Given data:
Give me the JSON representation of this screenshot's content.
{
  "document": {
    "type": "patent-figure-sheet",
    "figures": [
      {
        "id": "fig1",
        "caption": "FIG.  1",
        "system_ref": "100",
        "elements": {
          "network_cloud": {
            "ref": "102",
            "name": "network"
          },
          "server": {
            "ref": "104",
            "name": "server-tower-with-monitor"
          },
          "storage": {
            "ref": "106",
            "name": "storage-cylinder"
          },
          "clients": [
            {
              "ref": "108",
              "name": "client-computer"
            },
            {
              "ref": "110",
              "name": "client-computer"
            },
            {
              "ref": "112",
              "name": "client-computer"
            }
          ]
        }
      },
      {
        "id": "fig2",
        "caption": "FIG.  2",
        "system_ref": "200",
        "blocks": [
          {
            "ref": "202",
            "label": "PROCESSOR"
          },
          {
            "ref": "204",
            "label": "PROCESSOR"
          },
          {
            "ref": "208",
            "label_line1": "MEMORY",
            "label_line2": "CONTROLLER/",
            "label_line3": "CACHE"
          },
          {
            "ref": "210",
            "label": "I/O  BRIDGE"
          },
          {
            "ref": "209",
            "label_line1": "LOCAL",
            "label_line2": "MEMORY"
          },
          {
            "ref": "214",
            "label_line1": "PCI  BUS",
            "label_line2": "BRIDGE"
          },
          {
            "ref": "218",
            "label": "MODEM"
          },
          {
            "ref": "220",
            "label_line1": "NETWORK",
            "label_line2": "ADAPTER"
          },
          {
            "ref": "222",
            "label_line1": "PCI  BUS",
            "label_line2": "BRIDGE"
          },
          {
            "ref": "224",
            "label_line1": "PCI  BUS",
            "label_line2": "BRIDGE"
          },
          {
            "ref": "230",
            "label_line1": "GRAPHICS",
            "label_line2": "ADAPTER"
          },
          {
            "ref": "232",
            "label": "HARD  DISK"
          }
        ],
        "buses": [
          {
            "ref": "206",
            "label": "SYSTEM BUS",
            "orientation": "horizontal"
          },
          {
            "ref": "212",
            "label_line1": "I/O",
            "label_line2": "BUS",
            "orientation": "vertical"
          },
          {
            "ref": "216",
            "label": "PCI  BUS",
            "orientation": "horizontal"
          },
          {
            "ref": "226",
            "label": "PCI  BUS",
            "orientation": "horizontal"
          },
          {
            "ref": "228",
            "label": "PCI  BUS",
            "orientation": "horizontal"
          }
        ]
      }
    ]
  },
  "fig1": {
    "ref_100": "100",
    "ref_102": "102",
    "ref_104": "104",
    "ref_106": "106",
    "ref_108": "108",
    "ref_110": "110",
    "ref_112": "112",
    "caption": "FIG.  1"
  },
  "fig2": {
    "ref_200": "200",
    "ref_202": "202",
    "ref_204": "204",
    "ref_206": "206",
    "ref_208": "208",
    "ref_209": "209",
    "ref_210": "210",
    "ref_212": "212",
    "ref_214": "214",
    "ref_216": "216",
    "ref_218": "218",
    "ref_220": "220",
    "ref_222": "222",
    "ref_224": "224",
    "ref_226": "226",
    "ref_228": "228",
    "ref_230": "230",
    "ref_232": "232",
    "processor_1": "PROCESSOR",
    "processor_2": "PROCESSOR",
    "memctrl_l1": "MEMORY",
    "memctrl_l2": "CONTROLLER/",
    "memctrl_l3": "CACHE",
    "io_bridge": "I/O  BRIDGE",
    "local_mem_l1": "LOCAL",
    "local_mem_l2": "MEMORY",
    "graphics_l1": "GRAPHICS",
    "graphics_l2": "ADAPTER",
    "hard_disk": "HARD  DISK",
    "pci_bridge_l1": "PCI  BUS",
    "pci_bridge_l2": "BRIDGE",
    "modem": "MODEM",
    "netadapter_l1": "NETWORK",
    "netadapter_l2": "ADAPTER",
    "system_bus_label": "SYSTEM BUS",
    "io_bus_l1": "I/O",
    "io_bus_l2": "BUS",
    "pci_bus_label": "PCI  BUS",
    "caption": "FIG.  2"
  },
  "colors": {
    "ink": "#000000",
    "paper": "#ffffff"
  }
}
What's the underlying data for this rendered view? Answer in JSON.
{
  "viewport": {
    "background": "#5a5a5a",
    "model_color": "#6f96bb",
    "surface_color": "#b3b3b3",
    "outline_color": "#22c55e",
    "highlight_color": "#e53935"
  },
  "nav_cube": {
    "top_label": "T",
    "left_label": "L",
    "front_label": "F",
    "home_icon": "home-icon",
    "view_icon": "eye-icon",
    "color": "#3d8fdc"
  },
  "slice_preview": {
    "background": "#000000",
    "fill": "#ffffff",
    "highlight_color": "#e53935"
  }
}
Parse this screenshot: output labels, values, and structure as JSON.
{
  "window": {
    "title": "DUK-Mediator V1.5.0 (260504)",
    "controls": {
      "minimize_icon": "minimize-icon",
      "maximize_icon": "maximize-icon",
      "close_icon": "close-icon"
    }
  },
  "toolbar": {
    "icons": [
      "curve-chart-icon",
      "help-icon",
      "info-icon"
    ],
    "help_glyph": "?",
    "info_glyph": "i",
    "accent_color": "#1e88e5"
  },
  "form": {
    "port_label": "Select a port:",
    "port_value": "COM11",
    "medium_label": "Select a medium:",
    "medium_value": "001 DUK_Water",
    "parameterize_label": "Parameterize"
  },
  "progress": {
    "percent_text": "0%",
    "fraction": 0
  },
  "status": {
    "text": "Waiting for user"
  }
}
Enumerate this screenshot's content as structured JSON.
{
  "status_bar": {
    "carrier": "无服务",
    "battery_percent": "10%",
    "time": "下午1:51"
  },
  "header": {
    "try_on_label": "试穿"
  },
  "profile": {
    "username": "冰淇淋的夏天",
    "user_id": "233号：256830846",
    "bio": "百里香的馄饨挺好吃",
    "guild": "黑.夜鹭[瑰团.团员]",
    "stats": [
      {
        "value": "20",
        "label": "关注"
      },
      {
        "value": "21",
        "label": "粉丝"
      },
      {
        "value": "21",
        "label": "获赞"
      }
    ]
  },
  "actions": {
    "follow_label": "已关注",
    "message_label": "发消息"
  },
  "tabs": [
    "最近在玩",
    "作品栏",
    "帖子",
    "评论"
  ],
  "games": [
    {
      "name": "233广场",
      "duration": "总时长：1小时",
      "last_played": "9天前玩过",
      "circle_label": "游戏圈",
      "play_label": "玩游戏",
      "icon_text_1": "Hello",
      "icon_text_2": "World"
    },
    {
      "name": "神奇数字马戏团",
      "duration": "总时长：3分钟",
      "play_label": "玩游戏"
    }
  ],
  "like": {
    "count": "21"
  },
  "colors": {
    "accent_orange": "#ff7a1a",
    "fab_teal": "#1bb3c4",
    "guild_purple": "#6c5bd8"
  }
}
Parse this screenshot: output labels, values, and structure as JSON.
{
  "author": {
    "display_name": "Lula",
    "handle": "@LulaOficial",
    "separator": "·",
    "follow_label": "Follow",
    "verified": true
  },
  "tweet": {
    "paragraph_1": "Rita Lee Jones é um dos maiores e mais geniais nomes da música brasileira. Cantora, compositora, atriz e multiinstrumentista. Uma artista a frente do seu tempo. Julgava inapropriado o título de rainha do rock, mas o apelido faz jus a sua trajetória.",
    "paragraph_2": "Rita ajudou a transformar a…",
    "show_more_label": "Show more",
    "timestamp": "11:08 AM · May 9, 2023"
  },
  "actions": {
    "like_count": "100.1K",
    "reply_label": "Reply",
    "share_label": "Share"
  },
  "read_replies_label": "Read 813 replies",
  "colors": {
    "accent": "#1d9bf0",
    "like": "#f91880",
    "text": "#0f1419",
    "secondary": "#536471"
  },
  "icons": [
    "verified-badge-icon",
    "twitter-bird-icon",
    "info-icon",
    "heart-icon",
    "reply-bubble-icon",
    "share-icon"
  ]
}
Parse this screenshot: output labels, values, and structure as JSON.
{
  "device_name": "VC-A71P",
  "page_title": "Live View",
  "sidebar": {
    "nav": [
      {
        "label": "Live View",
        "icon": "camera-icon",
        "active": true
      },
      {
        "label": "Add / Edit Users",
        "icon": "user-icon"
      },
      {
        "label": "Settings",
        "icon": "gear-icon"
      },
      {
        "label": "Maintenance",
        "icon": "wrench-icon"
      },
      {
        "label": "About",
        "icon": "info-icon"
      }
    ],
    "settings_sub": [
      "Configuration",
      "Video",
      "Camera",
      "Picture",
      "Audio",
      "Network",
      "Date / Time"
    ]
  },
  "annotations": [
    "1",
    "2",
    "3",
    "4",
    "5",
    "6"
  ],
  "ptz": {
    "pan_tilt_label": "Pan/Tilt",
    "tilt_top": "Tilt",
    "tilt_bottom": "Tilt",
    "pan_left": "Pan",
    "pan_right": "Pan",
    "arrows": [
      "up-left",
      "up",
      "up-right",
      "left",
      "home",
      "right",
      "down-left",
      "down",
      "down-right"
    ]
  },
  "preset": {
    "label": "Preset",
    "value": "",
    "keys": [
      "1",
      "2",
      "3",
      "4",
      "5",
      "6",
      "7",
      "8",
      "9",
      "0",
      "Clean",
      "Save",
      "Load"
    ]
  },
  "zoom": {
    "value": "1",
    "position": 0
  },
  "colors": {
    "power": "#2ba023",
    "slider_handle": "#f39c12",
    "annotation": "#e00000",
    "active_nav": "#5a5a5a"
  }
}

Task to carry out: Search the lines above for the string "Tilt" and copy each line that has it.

Written reply:
    "pan_tilt_label": "Pan/Tilt",
    "tilt_top": "Tilt",
    "tilt_bottom": "Tilt",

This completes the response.